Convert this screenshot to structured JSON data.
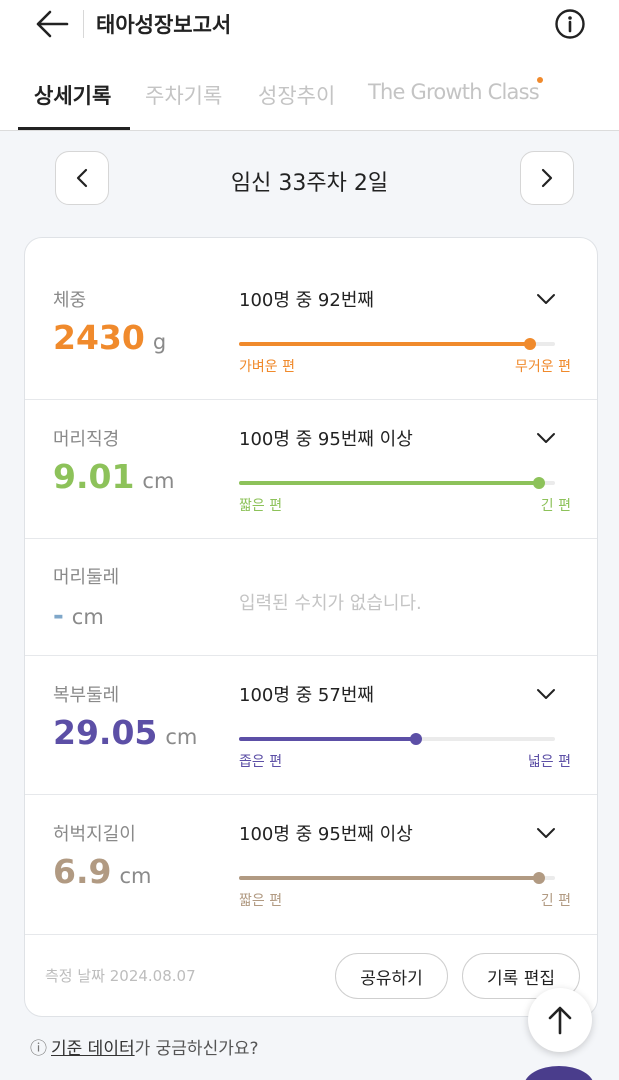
{
  "header": {
    "title": "태아성장보고서"
  },
  "tabs": [
    {
      "label": "상세기록",
      "active": true
    },
    {
      "label": "주차기록",
      "active": false
    },
    {
      "label": "성장추이",
      "active": false
    },
    {
      "label": "The Growth Class",
      "active": false,
      "has_new_dot": true
    }
  ],
  "week_nav": {
    "title": "임신 33주차 2일",
    "prev_icon": "chevron-left-icon",
    "next_icon": "chevron-right-icon"
  },
  "measurements": [
    {
      "label": "체중",
      "value": "2430",
      "unit": "g",
      "rank": "100명 중 92번째",
      "position": 0.92,
      "low": "가벼운 편",
      "high": "무거운 편",
      "color": "#f08a2c"
    },
    {
      "label": "머리직경",
      "value": "9.01",
      "unit": "cm",
      "rank": "100명 중 95번째 이상",
      "position": 0.95,
      "low": "짧은 편",
      "high": "긴 편",
      "color": "#8dc25a"
    },
    {
      "label": "머리둘레",
      "value": "-",
      "unit": "cm",
      "empty_message": "입력된 수치가 없습니다.",
      "color": "#7fa7c9"
    },
    {
      "label": "복부둘레",
      "value": "29.05",
      "unit": "cm",
      "rank": "100명 중 57번째",
      "position": 0.56,
      "low": "좁은 편",
      "high": "넓은 편",
      "color": "#5c4fa6"
    },
    {
      "label": "허벅지길이",
      "value": "6.9",
      "unit": "cm",
      "rank": "100명 중 95번째 이상",
      "position": 0.95,
      "low": "짧은 편",
      "high": "긴 편",
      "color": "#b19a82"
    }
  ],
  "footer": {
    "date_label": "측정 날짜 2024.08.07",
    "share_label": "공유하기",
    "edit_label": "기록 편집"
  },
  "help": {
    "prefix": "ⓘ",
    "link": "기준 데이터",
    "suffix": "가 궁금하신가요?"
  }
}
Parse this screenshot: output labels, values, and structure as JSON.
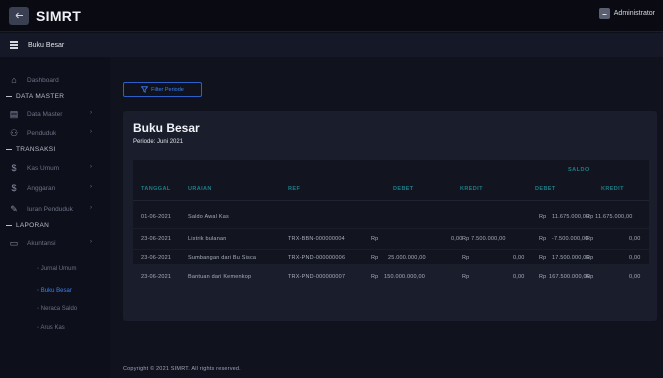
{
  "app": {
    "title": "SIMRT",
    "user": "Administrator"
  },
  "header": {
    "page": "Buku Besar"
  },
  "sidebar": {
    "dashboard": "Dashboard",
    "data_master_section": "DATA MASTER",
    "data_master": "Data Master",
    "penduduk": "Penduduk",
    "transaksi_section": "TRANSAKSI",
    "kas_umum": "Kas Umum",
    "anggaran": "Anggaran",
    "iuran_penduduk": "Iuran Penduduk",
    "laporan_section": "LAPORAN",
    "akuntansi": "Akuntansi",
    "sub": [
      "Jurnal Umum",
      "Buku Besar",
      "Neraca Saldo",
      "Arus Kas"
    ]
  },
  "main": {
    "filter_label": "Filter Periode",
    "title": "Buku Besar",
    "period": "Periode: Juni 2021"
  },
  "table": {
    "saldo_header": "SALDO",
    "columns": {
      "tanggal": "TANGGAL",
      "uraian": "URAIAN",
      "ref": "REF",
      "debet": "DEBET",
      "kredit": "KREDIT",
      "saldo_debet": "DEBET",
      "saldo_kredit": "KREDIT"
    },
    "rows": [
      {
        "tanggal": "01-06-2021",
        "uraian": "Saldo Awal Kas",
        "ref": "",
        "debet_rp": "",
        "debet": "",
        "kredit_rp": "",
        "kredit": "",
        "sd_rp": "Rp",
        "sd": "11.675.000,00",
        "sk_rp": "",
        "sk": "Rp 11.675.000,00"
      },
      {
        "tanggal": "23-06-2021",
        "uraian": "Listrik bulanan",
        "ref": "TRX-BBN-000000004",
        "debet_rp": "Rp",
        "debet": "0,00",
        "kredit_rp": "",
        "kredit": "Rp 7.500.000,00",
        "sd_rp": "Rp",
        "sd": "-7.500.000,00",
        "sk_rp": "Rp",
        "sk": "0,00"
      },
      {
        "tanggal": "23-06-2021",
        "uraian": "Sumbangan dari Bu Sisca",
        "ref": "TRX-PND-000000006",
        "debet_rp": "Rp",
        "debet": "25.000.000,00",
        "kredit_rp": "Rp",
        "kredit": "0,00",
        "sd_rp": "Rp",
        "sd": "17.500.000,00",
        "sk_rp": "Rp",
        "sk": "0,00"
      },
      {
        "tanggal": "23-06-2021",
        "uraian": "Bantuan dari Kemenkop",
        "ref": "TRX-PND-000000007",
        "debet_rp": "Rp",
        "debet": "150.000.000,00",
        "kredit_rp": "Rp",
        "kredit": "0,00",
        "sd_rp": "Rp",
        "sd": "167.500.000,00",
        "sk_rp": "Rp",
        "sk": "0,00"
      }
    ]
  },
  "footer": {
    "text": "Copyright © 2021 SIMRT. All rights reserved."
  }
}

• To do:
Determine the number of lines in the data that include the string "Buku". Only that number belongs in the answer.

• Solution to this exercise:
3